The second book is a folio edition of an art historical work (about antique tokens) by the painter and historian Frans van Mieris II (1689-1763): “Historie der Nederlandsche Vorsten” (‘s-Gravenhage, 1732-1735). His headpieces are everything but small (7.06 x 5.15 inch) and there is one in every volume for every first chapter. All three show us scenes packed with symbolic figures and attributes and are very beautifully framed.
Like the headpieces the tail-pieces (below) in these volumes are signed too, by Jan Wandelaar (1690-1759) or Bernard Picart (1673-1733) both famous engravers in their time.

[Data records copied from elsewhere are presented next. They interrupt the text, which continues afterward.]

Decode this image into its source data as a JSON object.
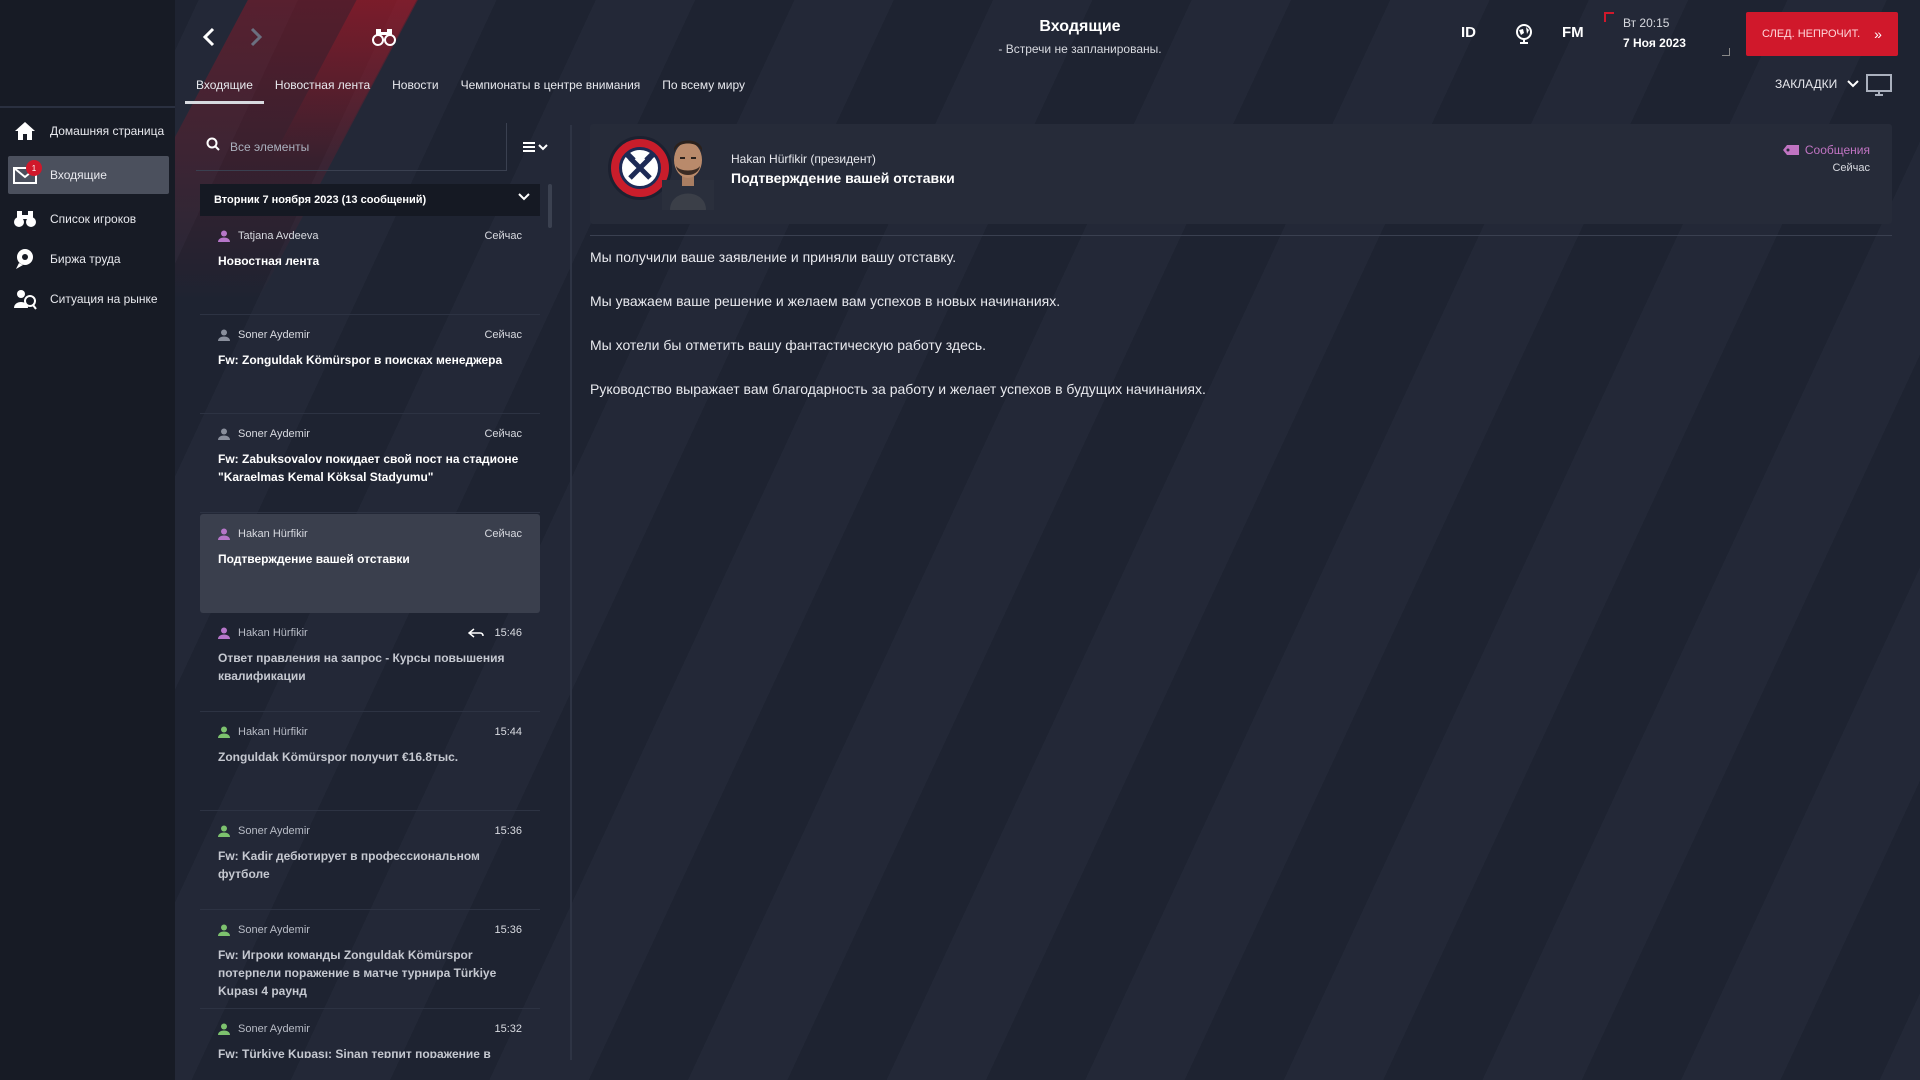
{
  "header": {
    "title": "Входящие",
    "subtitle": "- Встречи не запланированы.",
    "id_label": "ID",
    "fm_label": "FM",
    "day_time": "Вт 20:15",
    "date": "7 Ноя 2023",
    "next_button": "СЛЕД. НЕПРОЧИТ."
  },
  "sidebar": {
    "items": [
      {
        "label": "Домашняя страница",
        "icon": "home-icon"
      },
      {
        "label": "Входящие",
        "icon": "inbox-icon",
        "badge": "1"
      },
      {
        "label": "Список игроков",
        "icon": "binoculars-icon"
      },
      {
        "label": "Биржа труда",
        "icon": "job-icon"
      },
      {
        "label": "Ситуация на рынке",
        "icon": "market-icon"
      }
    ]
  },
  "tabs": [
    "Входящие",
    "Новостная лента",
    "Новости",
    "Чемпионаты в центре внимания",
    "По всему миру"
  ],
  "bookmarks_label": "ЗАКЛАДКИ",
  "search": {
    "placeholder": "Все элементы"
  },
  "group_header": "Вторник 7 ноября 2023 (13 сообщений)",
  "messages": [
    {
      "sender": "Tatjana Avdeeva",
      "time": "Сейчас",
      "subject": "Новостная лента"
    },
    {
      "sender": "Soner Aydemir",
      "time": "Сейчас",
      "subject": "Fw: Zonguldak Kömürspor в поисках менеджера"
    },
    {
      "sender": "Soner Aydemir",
      "time": "Сейчас",
      "subject": "Fw: Zabuksovalov покидает свой пост на стадионе \"Karaelmas Kemal Köksal Stadyumu\""
    },
    {
      "sender": "Hakan Hürfikir",
      "time": "Сейчас",
      "subject": "Подтверждение вашей отставки"
    },
    {
      "sender": "Hakan Hürfikir",
      "time": "15:46",
      "subject": "Ответ правления на запрос - Курсы повышения квалификации"
    },
    {
      "sender": "Hakan Hürfikir",
      "time": "15:44",
      "subject": "Zonguldak Kömürspor получит €16.8тыс."
    },
    {
      "sender": "Soner Aydemir",
      "time": "15:36",
      "subject": "Fw: Kadir дебютирует в профессиональном футболе"
    },
    {
      "sender": "Soner Aydemir",
      "time": "15:36",
      "subject": "Fw: Игроки команды Zonguldak Kömürspor потерпели поражение в матче турнира Türkiye Kupası 4 раунд"
    },
    {
      "sender": "Soner Aydemir",
      "time": "15:32",
      "subject": "Fw: Türkiye Kupası: Sinan терпит поражение в"
    }
  ],
  "detail": {
    "sender": "Hakan Hürfikir  (президент)",
    "subject": "Подтверждение вашей отставки",
    "tag": "Сообщения",
    "time": "Сейчас",
    "paragraphs": [
      "Мы получили ваше заявление и приняли вашу отставку.",
      "Мы уважаем ваше решение и желаем вам успехов в новых начинаниях.",
      "Мы хотели бы отметить вашу фантастическую работу здесь.",
      "Руководство выражает вам благодарность за работу и желает успехов в будущих начинаниях."
    ]
  },
  "colors": {
    "accent": "#d0182b",
    "background": "#1f2433",
    "sidebar": "#171b25",
    "tag": "#c074c2"
  }
}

What’s very interesting in these books is the endnotes in volume two and three with a calculation (“Uitreekening”) of the different costs made for paper and illustrations. The big headpieces (“Het Vignet aan het hoofd…”) cost ten cents and the tailpieces (“Vijf Vignetten…”) two cents each and were probably specially made for this work. This reminds us that books in those days were something different than the ready-made stuff you find in your local bookstore nowadays! Text and illustrations were separately printed (and paid for) and then there remained the question of an (often expensive) bookbinding!
I hope you’ve enjoyed this little illustrated post about head- and tail-pieces. If so please let me know and add a comment - everybody receives an answer.
Is there a better way to end this post than with a tailpiece?
(Posted on Perkamentus, presented here by permission of the author. Pictures: the author.)